• [Exercise data]:
»»

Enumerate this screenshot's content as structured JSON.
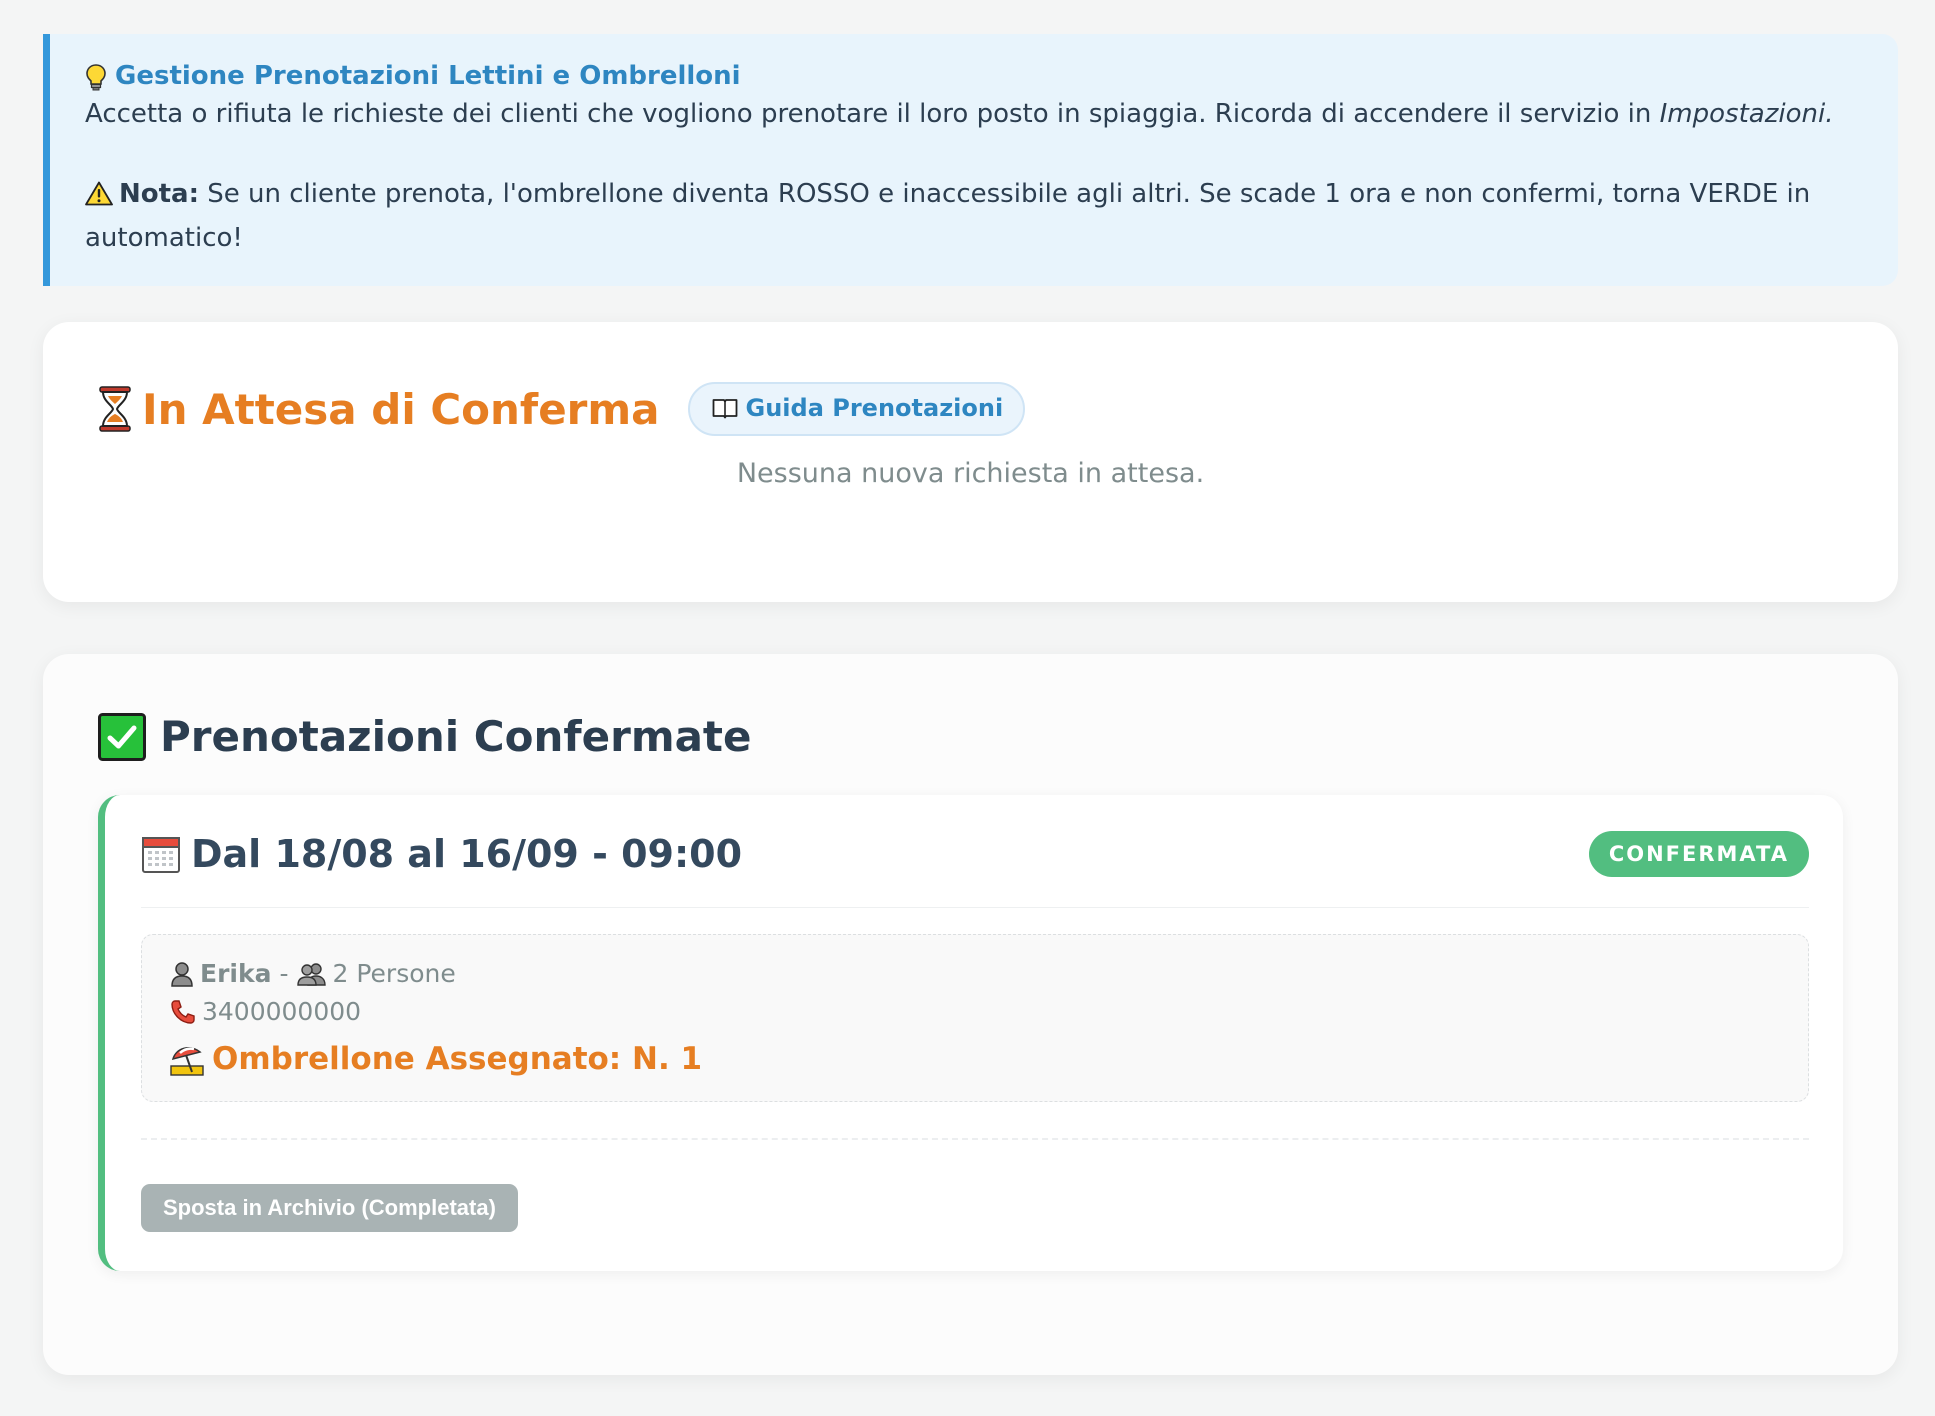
{
  "info": {
    "title": "Gestione Prenotazioni Lettini e Ombrelloni",
    "text_main": "Accetta o rifiuta le richieste dei clienti che vogliono prenotare il loro posto in spiaggia. Ricorda di accendere il servizio in ",
    "text_link": "Impostazioni.",
    "note_label": "Nota:",
    "note_text": " Se un cliente prenota, l'ombrellone diventa ROSSO e inaccessibile agli altri. Se scade 1 ora e non confermi, torna VERDE in automatico!"
  },
  "pending": {
    "title": "In Attesa di Conferma",
    "guide_button": "Guida Prenotazioni",
    "empty_message": "Nessuna nuova richiesta in attesa."
  },
  "confirmed": {
    "title": "Prenotazioni Confermate",
    "bookings": [
      {
        "date_range": "Dal 18/08 al 16/09 - 09:00",
        "status": "CONFERMATA",
        "customer_name": "Erika",
        "separator": "-",
        "people": "2 Persone",
        "phone": "3400000000",
        "umbrella": "Ombrellone Assegnato: N. 1",
        "archive_button": "Sposta in Archivio (Completata)"
      }
    ]
  },
  "colors": {
    "info_accent": "#3498db",
    "pending_title": "#e67e22",
    "confirmed_accent": "#52be80",
    "archive_button": "#a9b3b4"
  },
  "icons": {
    "info": "lightbulb-icon",
    "warning": "warning-icon",
    "pending": "hourglass-icon",
    "guide": "book-icon",
    "confirmed": "checkmark-box-icon",
    "date": "calendar-icon",
    "person": "person-icon",
    "people": "people-icon",
    "phone": "phone-icon",
    "umbrella": "beach-umbrella-icon"
  }
}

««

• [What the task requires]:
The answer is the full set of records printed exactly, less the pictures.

• [Result below]:
Enumerate this screenshot's content as structured JSON.
{
  "info": {
    "title": "Gestione Prenotazioni Lettini e Ombrelloni",
    "text_main": "Accetta o rifiuta le richieste dei clienti che vogliono prenotare il loro posto in spiaggia. Ricorda di accendere il servizio in ",
    "text_link": "Impostazioni.",
    "note_label": "Nota:",
    "note_text": " Se un cliente prenota, l'ombrellone diventa ROSSO e inaccessibile agli altri. Se scade 1 ora e non confermi, torna VERDE in automatico!"
  },
  "pending": {
    "title": "In Attesa di Conferma",
    "guide_button": "Guida Prenotazioni",
    "empty_message": "Nessuna nuova richiesta in attesa."
  },
  "confirmed": {
    "title": "Prenotazioni Confermate",
    "bookings": [
      {
        "date_range": "Dal 18/08 al 16/09 - 09:00",
        "status": "CONFERMATA",
        "customer_name": "Erika",
        "separator": "-",
        "people": "2 Persone",
        "phone": "3400000000",
        "umbrella": "Ombrellone Assegnato: N. 1",
        "archive_button": "Sposta in Archivio (Completata)"
      }
    ]
  },
  "colors": {
    "info_accent": "#3498db",
    "pending_title": "#e67e22",
    "confirmed_accent": "#52be80",
    "archive_button": "#a9b3b4"
  },
  "icons": {
    "info": "lightbulb-icon",
    "warning": "warning-icon",
    "pending": "hourglass-icon",
    "guide": "book-icon",
    "confirmed": "checkmark-box-icon",
    "date": "calendar-icon",
    "person": "person-icon",
    "people": "people-icon",
    "phone": "phone-icon",
    "umbrella": "beach-umbrella-icon"
  }
}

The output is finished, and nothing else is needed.